Try it: Number of lines below with "subtitle": work it out and reply with that number only.

Supplied material:
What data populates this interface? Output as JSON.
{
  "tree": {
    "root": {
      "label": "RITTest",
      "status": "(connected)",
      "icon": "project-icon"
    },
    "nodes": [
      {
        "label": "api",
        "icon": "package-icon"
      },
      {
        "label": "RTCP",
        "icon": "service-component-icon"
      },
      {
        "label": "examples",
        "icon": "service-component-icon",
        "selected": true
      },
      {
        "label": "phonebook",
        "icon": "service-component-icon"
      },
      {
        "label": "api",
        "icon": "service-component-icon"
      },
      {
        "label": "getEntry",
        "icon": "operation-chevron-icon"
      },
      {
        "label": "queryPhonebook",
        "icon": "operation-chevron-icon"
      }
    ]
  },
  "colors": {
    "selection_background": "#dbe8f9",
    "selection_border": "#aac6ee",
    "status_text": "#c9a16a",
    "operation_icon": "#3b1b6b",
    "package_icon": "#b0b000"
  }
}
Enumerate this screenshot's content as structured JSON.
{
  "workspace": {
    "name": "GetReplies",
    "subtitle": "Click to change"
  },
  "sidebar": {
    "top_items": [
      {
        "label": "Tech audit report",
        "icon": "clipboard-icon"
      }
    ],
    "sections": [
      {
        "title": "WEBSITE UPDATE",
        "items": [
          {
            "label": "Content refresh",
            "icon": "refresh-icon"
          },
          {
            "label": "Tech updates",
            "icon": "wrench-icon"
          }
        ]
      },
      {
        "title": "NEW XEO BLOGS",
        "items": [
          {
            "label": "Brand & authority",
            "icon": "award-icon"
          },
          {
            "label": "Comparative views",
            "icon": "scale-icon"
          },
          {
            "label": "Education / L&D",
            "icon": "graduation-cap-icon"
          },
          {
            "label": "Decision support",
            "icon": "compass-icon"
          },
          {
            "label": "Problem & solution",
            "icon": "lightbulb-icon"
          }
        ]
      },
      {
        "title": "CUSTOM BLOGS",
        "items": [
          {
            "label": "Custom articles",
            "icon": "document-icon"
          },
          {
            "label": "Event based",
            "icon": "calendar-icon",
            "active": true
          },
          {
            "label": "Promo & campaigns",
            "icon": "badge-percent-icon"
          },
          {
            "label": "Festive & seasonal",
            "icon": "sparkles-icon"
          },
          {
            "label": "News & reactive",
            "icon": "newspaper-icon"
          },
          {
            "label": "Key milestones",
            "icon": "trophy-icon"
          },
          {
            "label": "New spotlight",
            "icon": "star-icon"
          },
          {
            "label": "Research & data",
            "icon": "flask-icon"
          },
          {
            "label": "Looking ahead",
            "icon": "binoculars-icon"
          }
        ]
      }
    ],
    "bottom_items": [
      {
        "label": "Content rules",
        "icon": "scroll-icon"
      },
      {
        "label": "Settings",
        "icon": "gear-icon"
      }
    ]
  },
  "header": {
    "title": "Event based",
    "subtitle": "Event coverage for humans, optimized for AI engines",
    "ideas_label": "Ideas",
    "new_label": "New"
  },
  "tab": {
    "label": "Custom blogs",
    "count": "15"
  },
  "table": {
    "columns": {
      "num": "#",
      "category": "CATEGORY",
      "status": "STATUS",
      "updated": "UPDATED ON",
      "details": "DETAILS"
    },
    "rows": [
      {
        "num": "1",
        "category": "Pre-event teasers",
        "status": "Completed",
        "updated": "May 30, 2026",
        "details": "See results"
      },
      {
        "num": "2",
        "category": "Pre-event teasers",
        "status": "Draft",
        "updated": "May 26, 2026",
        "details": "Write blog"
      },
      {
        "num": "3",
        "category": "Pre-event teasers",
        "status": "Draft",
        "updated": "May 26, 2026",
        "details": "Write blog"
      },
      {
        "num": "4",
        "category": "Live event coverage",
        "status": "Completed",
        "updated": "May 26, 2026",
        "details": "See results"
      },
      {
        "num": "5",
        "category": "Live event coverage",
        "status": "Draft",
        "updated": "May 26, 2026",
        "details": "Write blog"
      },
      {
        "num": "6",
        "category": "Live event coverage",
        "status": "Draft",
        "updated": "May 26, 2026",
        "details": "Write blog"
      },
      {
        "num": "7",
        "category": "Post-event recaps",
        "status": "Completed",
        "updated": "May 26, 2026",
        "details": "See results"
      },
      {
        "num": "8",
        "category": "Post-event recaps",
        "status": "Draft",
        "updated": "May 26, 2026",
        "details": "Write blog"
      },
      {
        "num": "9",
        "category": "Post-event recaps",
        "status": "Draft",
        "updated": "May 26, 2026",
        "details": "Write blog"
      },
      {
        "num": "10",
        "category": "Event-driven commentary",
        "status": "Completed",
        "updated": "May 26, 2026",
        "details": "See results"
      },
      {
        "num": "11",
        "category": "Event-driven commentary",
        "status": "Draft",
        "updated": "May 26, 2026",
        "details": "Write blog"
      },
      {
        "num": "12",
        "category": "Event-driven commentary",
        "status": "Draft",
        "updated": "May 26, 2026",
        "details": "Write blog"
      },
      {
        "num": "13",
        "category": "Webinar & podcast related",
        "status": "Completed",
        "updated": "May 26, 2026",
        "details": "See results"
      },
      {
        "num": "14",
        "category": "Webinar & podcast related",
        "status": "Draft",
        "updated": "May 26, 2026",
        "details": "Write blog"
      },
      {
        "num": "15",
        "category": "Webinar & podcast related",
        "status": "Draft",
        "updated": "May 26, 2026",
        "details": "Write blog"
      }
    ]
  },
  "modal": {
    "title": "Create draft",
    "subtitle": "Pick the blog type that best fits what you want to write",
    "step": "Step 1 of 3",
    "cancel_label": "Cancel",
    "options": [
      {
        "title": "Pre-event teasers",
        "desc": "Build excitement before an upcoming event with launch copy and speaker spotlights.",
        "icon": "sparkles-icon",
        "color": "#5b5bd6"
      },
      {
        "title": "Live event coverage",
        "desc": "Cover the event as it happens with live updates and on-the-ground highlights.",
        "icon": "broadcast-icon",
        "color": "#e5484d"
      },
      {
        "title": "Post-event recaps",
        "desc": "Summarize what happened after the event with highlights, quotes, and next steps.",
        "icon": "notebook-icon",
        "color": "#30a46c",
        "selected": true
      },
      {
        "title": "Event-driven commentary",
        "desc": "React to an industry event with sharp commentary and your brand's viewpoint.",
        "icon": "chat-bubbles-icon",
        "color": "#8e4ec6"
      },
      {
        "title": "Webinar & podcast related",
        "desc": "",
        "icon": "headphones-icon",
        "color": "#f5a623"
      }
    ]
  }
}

Response area: 3